By Dan Arritt     10/25/2017

They grew up playing basketball together at the AAU level before spending another three years on the same teams at Mater Dei.

Katie Lou Samuelson then headed off to the University of Connecticut and won a national championship her freshman year in 2016. That same spring, Ally Rosenblum finished up her high school career by leading the Monarchs in scoring and rebounding while earning first-team all-Orange County honors by the OC Register. She then she took her skills to UCLA.

Samuelson and Rosenblum will step on the floor together for the first time since Mater Dei lost to St. Mary’s of Stockton in the CIF State Open Division championship game on March 28, 2015, only this time they’ll be opponents when the Bruins host Connecticut on Nov. 21 at Pauley Pavilion.

The Huskies played UCLA last March in the third round of the NCAA Tournament, but Rosenblum was out with an injury and did not play in the 86-71 loss.

“Ally and I have known each other for a long time, on the club teams and everything, so it is cool to see somebody that you kind of grew up with,” Samuelson told the New Haven Register. “I saw her develop with her being younger than me on my high school team and kind of seeing where we both ended up now.”

Samuelson was considered one of the top girls’ basketball players in the nation her senior year, breaking school records for scoring average in a season (29.2), points in a game (42) and 3-pointers made in a season (117).

At 6-foot-3, she was tall enough to dominate inside, but her outside shot was just as dangerous. Connecticut was unable to land Samuelson’s older sisters, Bonnie and Karlie, but the 10-time national champions attracted Katie Lou, who then helped the Huskies win their 11th national title her freshman year.

Samuelson continued to improve as a sophomore last season, averaging 20.2 points and making 119 3-pointers to earn first-team All-American. She set an NCAA record during the postseason by making 10-of-10 from 3-point range against South Florida in the American Athletic Conference Tournament.

Samuelson told the Harford Courant over the summer that she has a new perspective on the upcoming season.

“Last year, I had an opportunity to step up even as a sophomore,” Samuelson said. “I tried to do that as much as I could. But I still kind of felt like, looking back, I still got away with things, I still was just a sophomore. I feel more responsibility being a junior to kind of be consistently someone everyone can look to and count on. Even if I tried to do that last year, there were moments when I slipped or had certain days that people probably couldn’t count on me, even if it was practice or games. Being a junior, I really feel a responsibility to kind of stay up there and do whatever I can to make everyone else’s lives easier.”

Rosenblum hasn’t played on the same team as Samuelson in 2 1/2 years, but she figures she’s still the one keeping everyone loose.

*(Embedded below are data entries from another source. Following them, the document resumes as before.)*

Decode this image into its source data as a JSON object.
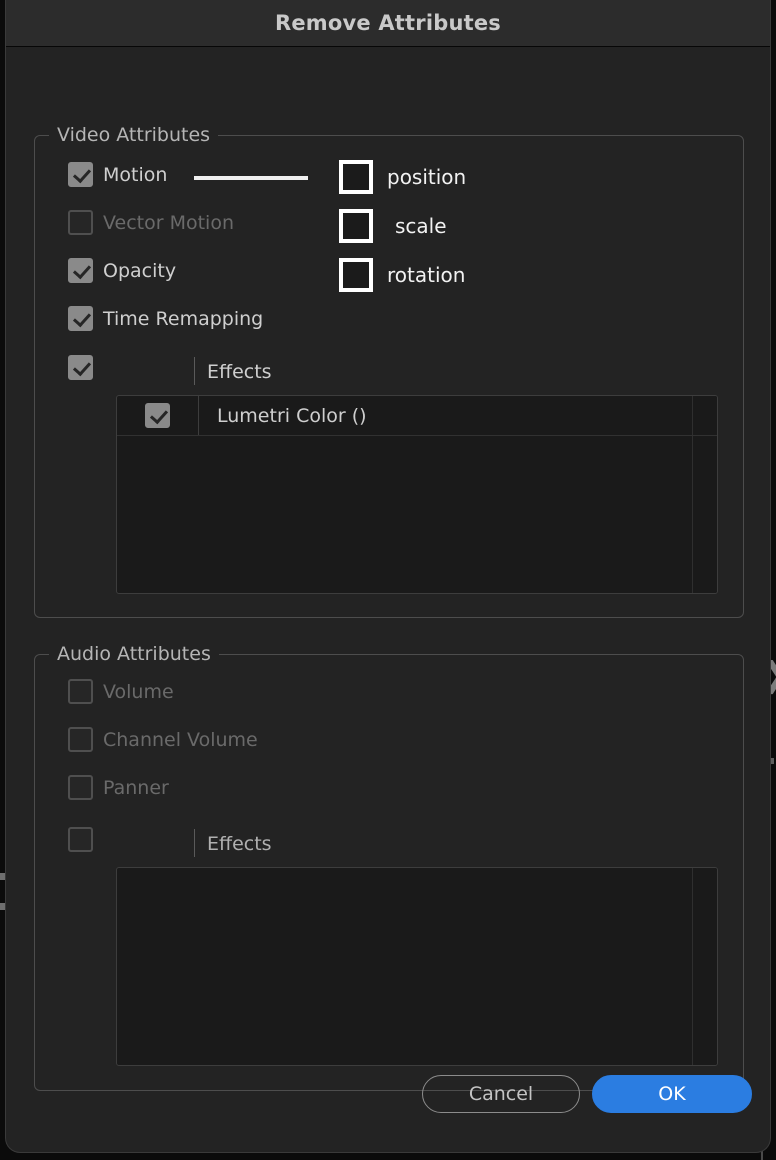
{
  "window": {
    "title": "Remove Attributes"
  },
  "video_group": {
    "legend": "Video Attributes",
    "attributes": [
      {
        "label": "Motion",
        "state": "checked",
        "enabled": true
      },
      {
        "label": "Vector Motion",
        "state": "unchecked",
        "enabled": false
      },
      {
        "label": "Opacity",
        "state": "checked",
        "enabled": true
      },
      {
        "label": "Time Remapping",
        "state": "checked",
        "enabled": true
      }
    ],
    "motion_options": [
      {
        "label": "position",
        "state": "unchecked"
      },
      {
        "label": "scale",
        "state": "unchecked"
      },
      {
        "label": "rotation",
        "state": "unchecked"
      }
    ],
    "effects": {
      "label": "Effects",
      "state": "checked",
      "items": [
        {
          "label": "Lumetri Color ()",
          "state": "checked"
        }
      ]
    }
  },
  "audio_group": {
    "legend": "Audio Attributes",
    "attributes": [
      {
        "label": "Volume",
        "state": "unchecked",
        "enabled": false
      },
      {
        "label": "Channel Volume",
        "state": "unchecked",
        "enabled": false
      },
      {
        "label": "Panner",
        "state": "unchecked",
        "enabled": false
      }
    ],
    "effects": {
      "label": "Effects",
      "state": "unchecked",
      "items": []
    }
  },
  "footer": {
    "cancel_label": "Cancel",
    "ok_label": "OK"
  },
  "colors": {
    "accent": "#2b7de1",
    "dialog_background": "#232323",
    "titlebar_background": "#2c2c2c",
    "listbox_background": "#1a1a1a",
    "checkbox_checked": "#8a8a8a",
    "checkbox_outline_bright": "#ffffff"
  }
}
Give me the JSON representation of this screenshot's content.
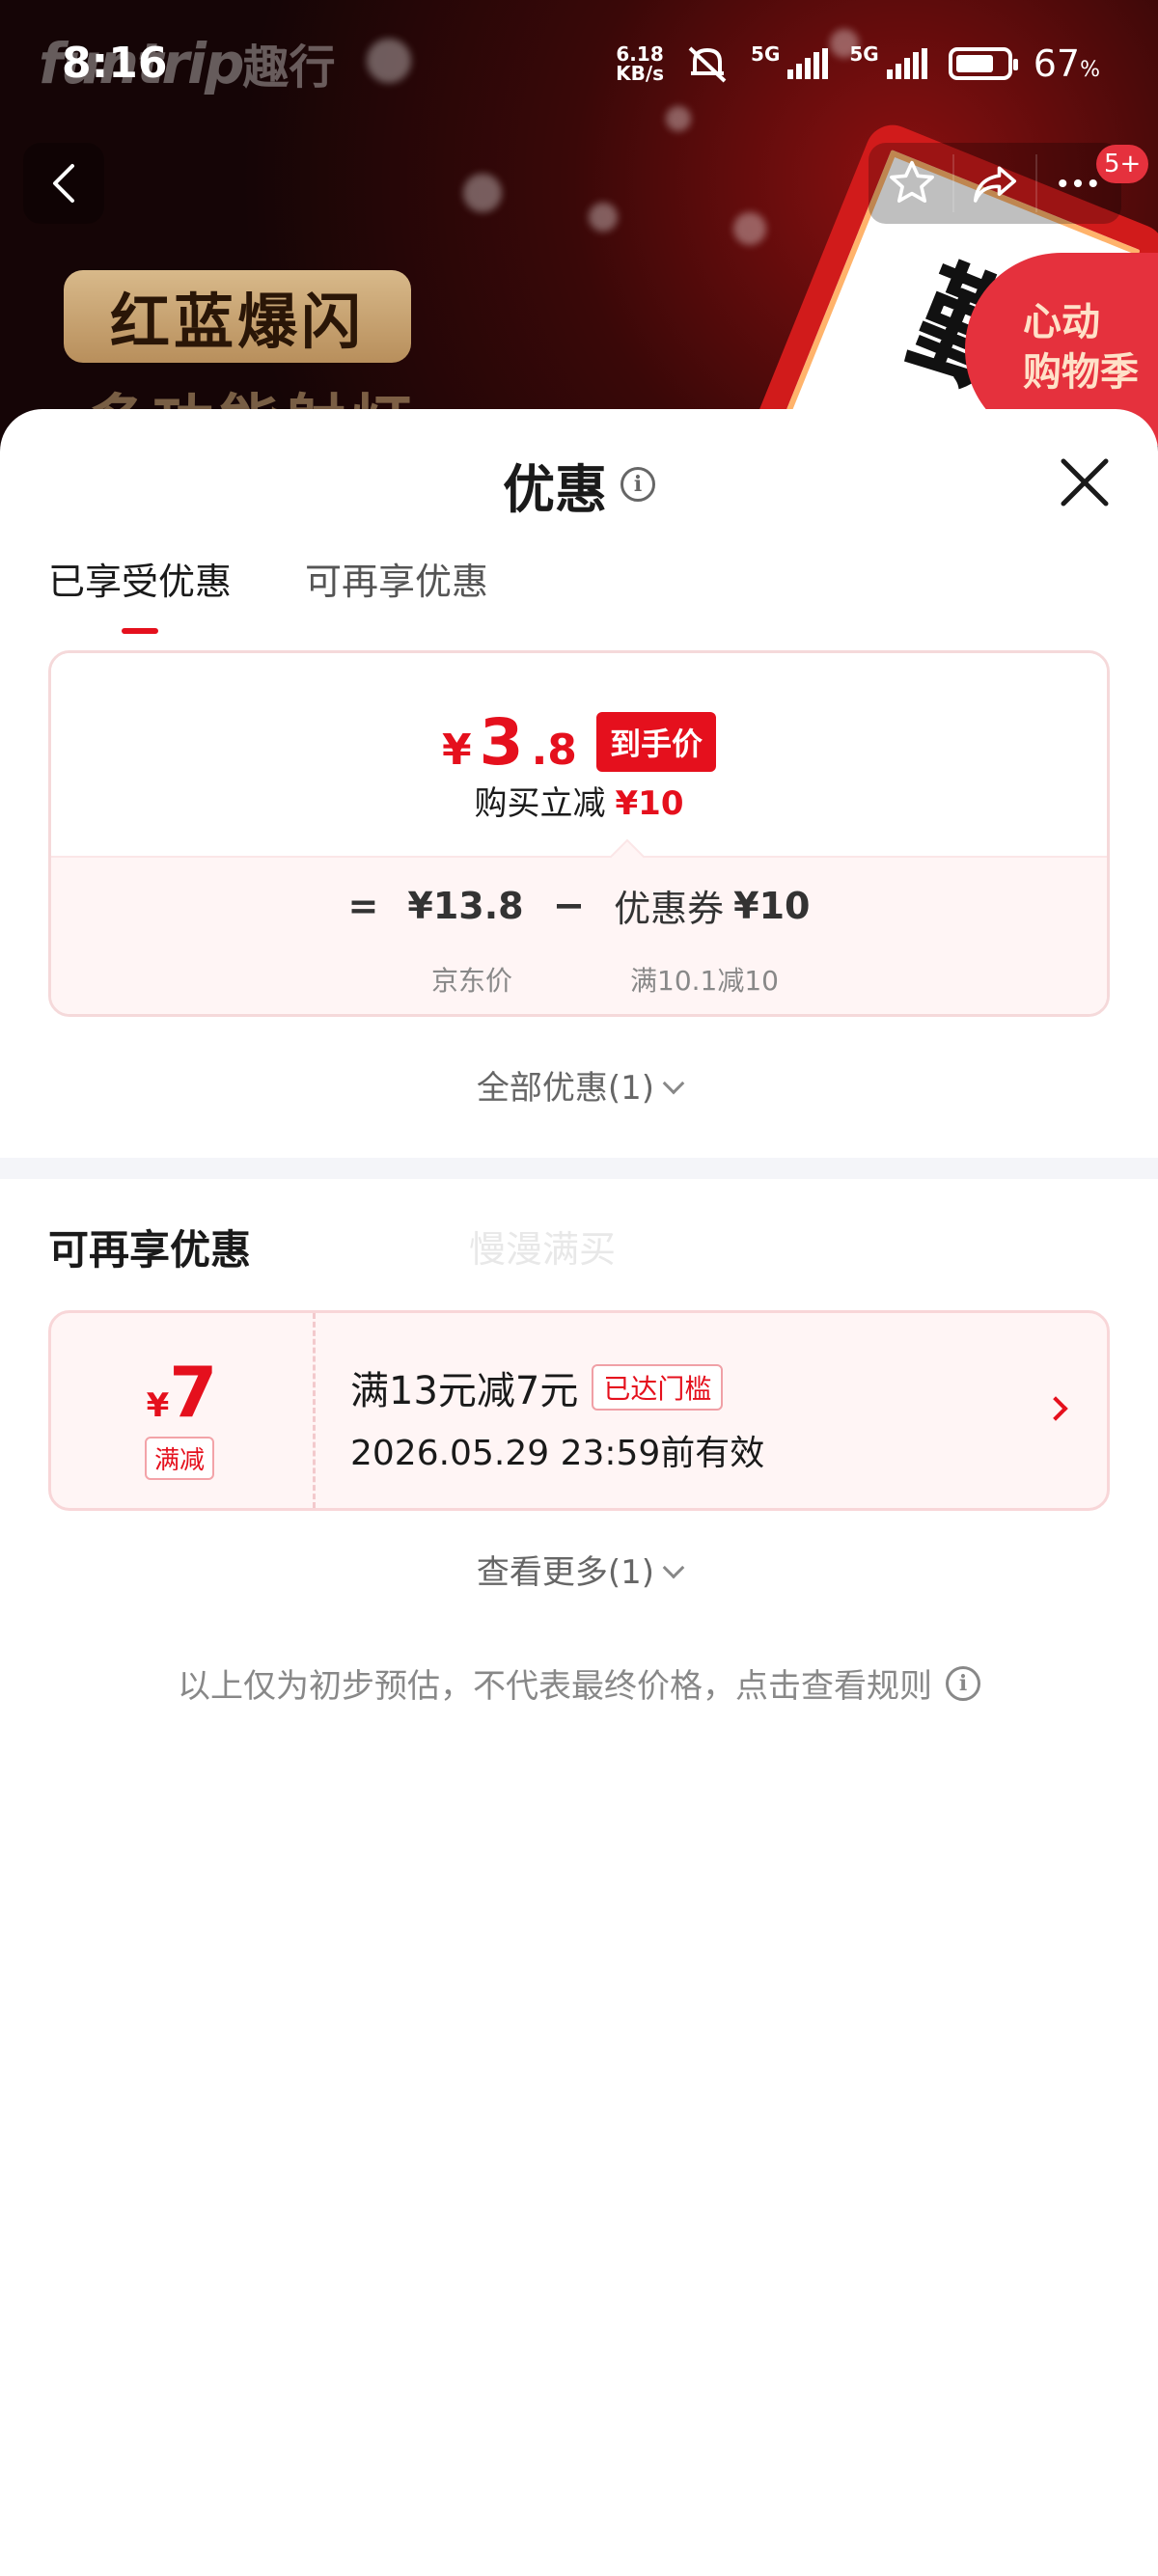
{
  "status_bar": {
    "time": "8:16",
    "net_speed_value": "6.18",
    "net_speed_unit": "KB/s",
    "network_1": "5G",
    "network_2": "5G",
    "battery_value": "67",
    "battery_unit": "%"
  },
  "background": {
    "logo_text": "funtrip",
    "logo_cn": "趣行",
    "promo_tag": "红蓝爆闪",
    "promo_sub": "多功能射灯",
    "product_text": "勤",
    "event_badge_line1": "心动",
    "event_badge_line2": "购物季",
    "message_count": "5+"
  },
  "sheet": {
    "title": "优惠",
    "tabs": [
      {
        "label": "已享受优惠",
        "active": true
      },
      {
        "label": "可再享优惠",
        "active": false
      }
    ],
    "price_card": {
      "currency": "¥",
      "final_price_int": "3",
      "final_price_dec": ".8",
      "final_tag": "到手价",
      "reduce_label": "购买立减",
      "reduce_amount": "¥10",
      "equals": "=",
      "original_price": "¥13.8",
      "original_label": "京东价",
      "minus": "−",
      "coupon_label": "优惠券",
      "coupon_amount": "¥10",
      "coupon_condition": "满10.1减10"
    },
    "all_promos": "全部优惠(1)",
    "section_title": "可再享优惠",
    "watermark": "慢漫满买",
    "coupon": {
      "currency": "¥",
      "amount": "7",
      "type": "满减",
      "title": "满13元减7元",
      "badge": "已达门槛",
      "valid_until": "2026.05.29 23:59前有效"
    },
    "see_more": "查看更多(1)",
    "disclaimer": "以上仅为初步预估，不代表最终价格，点击查看规则"
  },
  "colors": {
    "accent_red": "#e5101d",
    "card_bg": "#fff5f5"
  }
}
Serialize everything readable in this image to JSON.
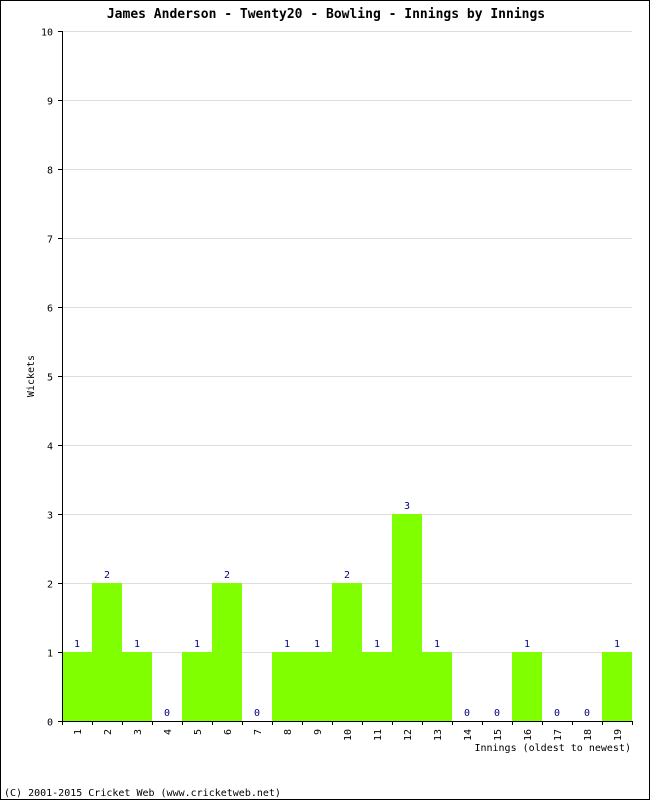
{
  "chart_data": {
    "type": "bar",
    "title": "James Anderson - Twenty20 - Bowling - Innings by Innings",
    "xlabel": "Innings (oldest to newest)",
    "ylabel": "Wickets",
    "ylim": [
      0,
      10
    ],
    "yticks": [
      "0",
      "1",
      "2",
      "3",
      "4",
      "5",
      "6",
      "7",
      "8",
      "9",
      "10"
    ],
    "grid": true,
    "categories": [
      "1",
      "2",
      "3",
      "4",
      "5",
      "6",
      "7",
      "8",
      "9",
      "10",
      "11",
      "12",
      "13",
      "14",
      "15",
      "16",
      "17",
      "18",
      "19"
    ],
    "values": [
      1,
      2,
      1,
      0,
      1,
      2,
      0,
      1,
      1,
      2,
      1,
      3,
      1,
      0,
      0,
      1,
      0,
      0,
      1
    ],
    "bar_color": "#80ff00",
    "label_color": "#000080",
    "grid_color": "#dddddd"
  },
  "footer": "(C) 2001-2015 Cricket Web (www.cricketweb.net)"
}
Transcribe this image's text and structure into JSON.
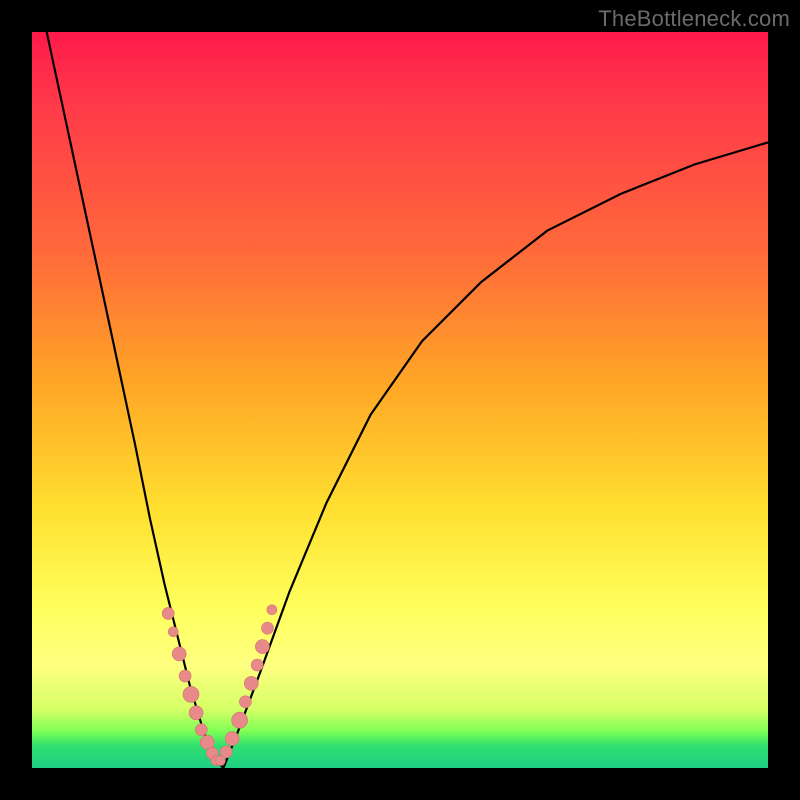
{
  "watermark": "TheBottleneck.com",
  "chart_data": {
    "type": "line",
    "title": "",
    "xlabel": "",
    "ylabel": "",
    "xlim": [
      0,
      100
    ],
    "ylim": [
      0,
      100
    ],
    "grid": false,
    "legend": false,
    "series": [
      {
        "name": "left-branch",
        "x": [
          2,
          5,
          8,
          11,
          14,
          16,
          18,
          20,
          21.5,
          23,
          24,
          25,
          26
        ],
        "y": [
          100,
          86,
          72,
          58,
          44,
          34,
          25,
          17,
          11,
          6,
          3,
          1,
          0
        ]
      },
      {
        "name": "right-branch",
        "x": [
          26,
          28,
          31,
          35,
          40,
          46,
          53,
          61,
          70,
          80,
          90,
          100
        ],
        "y": [
          0,
          5,
          13,
          24,
          36,
          48,
          58,
          66,
          73,
          78,
          82,
          85
        ]
      }
    ],
    "points": {
      "name": "markers",
      "x": [
        18.5,
        19.2,
        20.0,
        20.8,
        21.6,
        22.3,
        23.0,
        23.8,
        24.5,
        25.0,
        25.6,
        26.4,
        27.2,
        28.2,
        29.0,
        29.8,
        30.6,
        31.3,
        32.0,
        32.6
      ],
      "y": [
        21,
        18.5,
        15.5,
        12.5,
        10,
        7.5,
        5.2,
        3.5,
        2.0,
        1.0,
        1.0,
        2.2,
        4.0,
        6.5,
        9.0,
        11.5,
        14.0,
        16.5,
        19.0,
        21.5
      ],
      "r": [
        6,
        5,
        7,
        6,
        8,
        7,
        6,
        7,
        6,
        5,
        5,
        6,
        7,
        8,
        6,
        7,
        6,
        7,
        6,
        5
      ]
    },
    "background_gradient": {
      "top": "#ff1a4b",
      "mid": "#ffe030",
      "bottom": "#1ecf84"
    }
  }
}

“She is hilarious, she is the life of everything,” Rosenblum said. “She is always making everybody laugh.”

Don’t be surprised if there are a few giggles when the former Mater Dei teammates play on opposite teams on Nov. 21.